## AIM OF THE EXERCISE
Report every line in the listing that contains the string "text".

## SOURCE MATERIAL
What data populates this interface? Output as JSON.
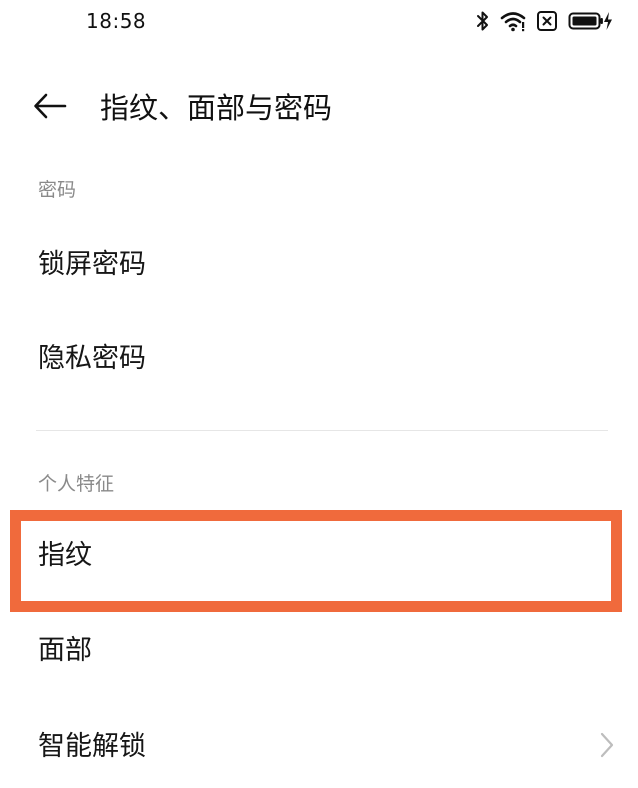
{
  "status_bar": {
    "time": "18:58",
    "icons": [
      "bluetooth-icon",
      "wifi-icon",
      "sim-error-icon",
      "battery-charging-icon"
    ]
  },
  "header": {
    "back_icon": "back-arrow-icon",
    "title": "指纹、面部与密码"
  },
  "sections": {
    "password": {
      "label": "密码",
      "items": [
        {
          "label": "锁屏密码"
        },
        {
          "label": "隐私密码"
        }
      ]
    },
    "biometrics": {
      "label": "个人特征",
      "items": [
        {
          "label": "指纹",
          "highlighted": true
        },
        {
          "label": "面部"
        },
        {
          "label": "智能解锁",
          "has_chevron": true
        }
      ]
    }
  },
  "colors": {
    "highlight_border": "#f06a3c",
    "section_label": "#8a8a8a",
    "text": "#161616",
    "divider": "#e6e6e6"
  }
}
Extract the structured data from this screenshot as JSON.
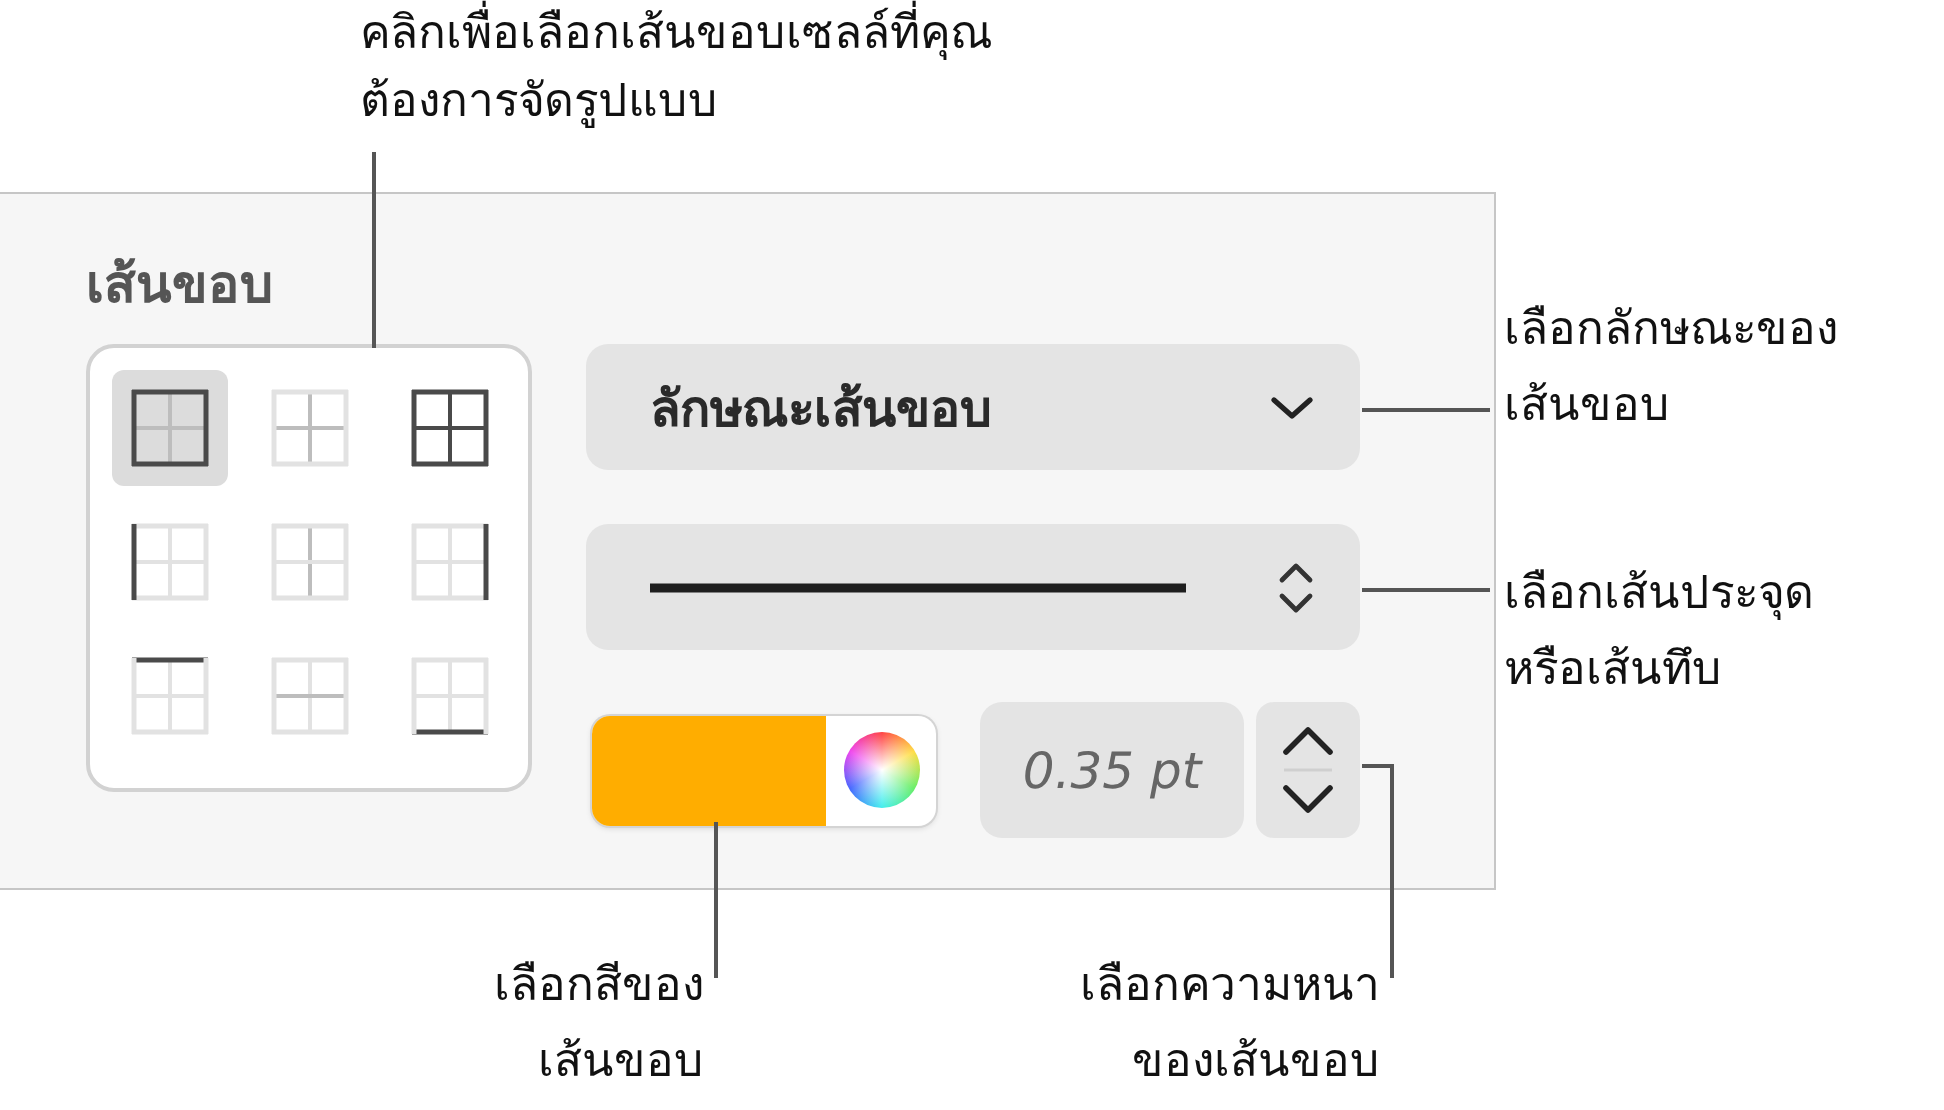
{
  "callouts": [
    {
      "text": "คลิกเพื่อเลือกเส้นขอบเซลล์ที่คุณ\nต้องการจัดรูปแบบ"
    },
    {
      "text": "เลือกลักษณะของ\nเส้นขอบ"
    },
    {
      "text": "เลือกเส้นประจุด\nหรือเส้นทึบ"
    },
    {
      "text": "เลือกสีของ\nเส้นขอบ"
    },
    {
      "text": "เลือกความหนา\nของเส้นขอบ"
    }
  ],
  "panel": {
    "title": "เส้นขอบ",
    "border_presets": [
      {
        "kind": "outer",
        "selected": true
      },
      {
        "kind": "inner",
        "selected": false
      },
      {
        "kind": "all",
        "selected": false
      },
      {
        "kind": "left",
        "selected": false
      },
      {
        "kind": "vertical",
        "selected": false
      },
      {
        "kind": "right",
        "selected": false
      },
      {
        "kind": "top",
        "selected": false
      },
      {
        "kind": "horizontal",
        "selected": false
      },
      {
        "kind": "bottom",
        "selected": false
      }
    ],
    "border_style": {
      "label": "ลักษณะเส้นขอบ"
    },
    "line_style": {
      "kind": "solid"
    },
    "color_well": {
      "color": "#ffad00"
    },
    "thickness": {
      "value": "0.35 pt"
    }
  }
}
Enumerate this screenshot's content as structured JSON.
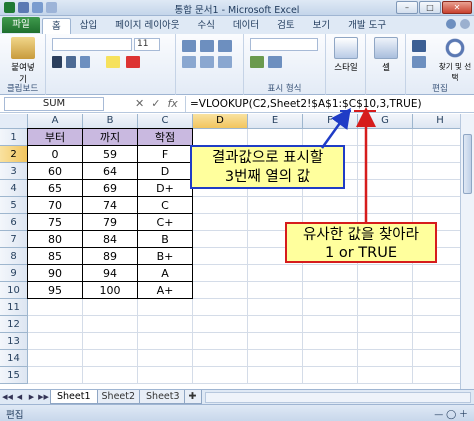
{
  "window": {
    "title": "통합 문서1 - Microsoft Excel",
    "minimize": "–",
    "maximize": "□",
    "close": "✕"
  },
  "ribbon": {
    "file_tab": "파일",
    "tabs": [
      "홈",
      "삽입",
      "페이지 레이아웃",
      "수식",
      "데이터",
      "검토",
      "보기",
      "개발 도구"
    ],
    "groups": {
      "clipboard": "클립보드",
      "paste": "붙여넣기",
      "font_size": "11",
      "number": "표시 형식",
      "styles_btn": "스타일",
      "cells_btn": "셀",
      "find_select": "찾기 및 선택",
      "editing": "편집"
    }
  },
  "formula_bar": {
    "name_box": "SUM",
    "cancel": "✕",
    "enter": "✓",
    "fx": "fx",
    "formula": "=VLOOKUP(C2,Sheet2!$A$1:$C$10,3,TRUE)"
  },
  "grid": {
    "columns": [
      "A",
      "B",
      "C",
      "D",
      "E",
      "F",
      "G",
      "H"
    ],
    "rows": [
      "1",
      "2",
      "3",
      "4",
      "5",
      "6",
      "7",
      "8",
      "9",
      "10",
      "11",
      "12",
      "13",
      "14",
      "15"
    ],
    "headers": [
      "부터",
      "까지",
      "학점"
    ],
    "data": [
      [
        "0",
        "59",
        "F"
      ],
      [
        "60",
        "64",
        "D"
      ],
      [
        "65",
        "69",
        "D+"
      ],
      [
        "70",
        "74",
        "C"
      ],
      [
        "75",
        "79",
        "C+"
      ],
      [
        "80",
        "84",
        "B"
      ],
      [
        "85",
        "89",
        "B+"
      ],
      [
        "90",
        "94",
        "A"
      ],
      [
        "95",
        "100",
        "A+"
      ]
    ]
  },
  "callouts": {
    "blue": [
      "결과값으로 표시할",
      "3번째 열의 값"
    ],
    "red": [
      "유사한 값을 찾아라",
      "1 or TRUE"
    ]
  },
  "sheets": [
    "Sheet1",
    "Sheet2",
    "Sheet3"
  ],
  "nav": [
    "◀◀",
    "◀",
    "▶",
    "▶▶"
  ],
  "status": {
    "mode": "편집"
  },
  "colors": {
    "header_fill": "#c9b9e0",
    "callout_fill": "#ffff9d",
    "blue_border": "#1f3cc6",
    "red_border": "#d61c1c"
  }
}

## TASK RESULT
    "text": "#161616",
      "text": "คลิกเพื่อเลือกเส้นขอบเซลล์ที่คุณ\nต้องการจัดรูปแบบ"
      "text": "เลือกลักษณะของ\nเส้นขอบ"
      "text": "เลือกเส้นประจุด\nหรือเส้นทึบ"
      "text": "เลือกสีของ\nเส้นขอบ"
      "text": "เลือกความหนา\nของเส้นขอบ"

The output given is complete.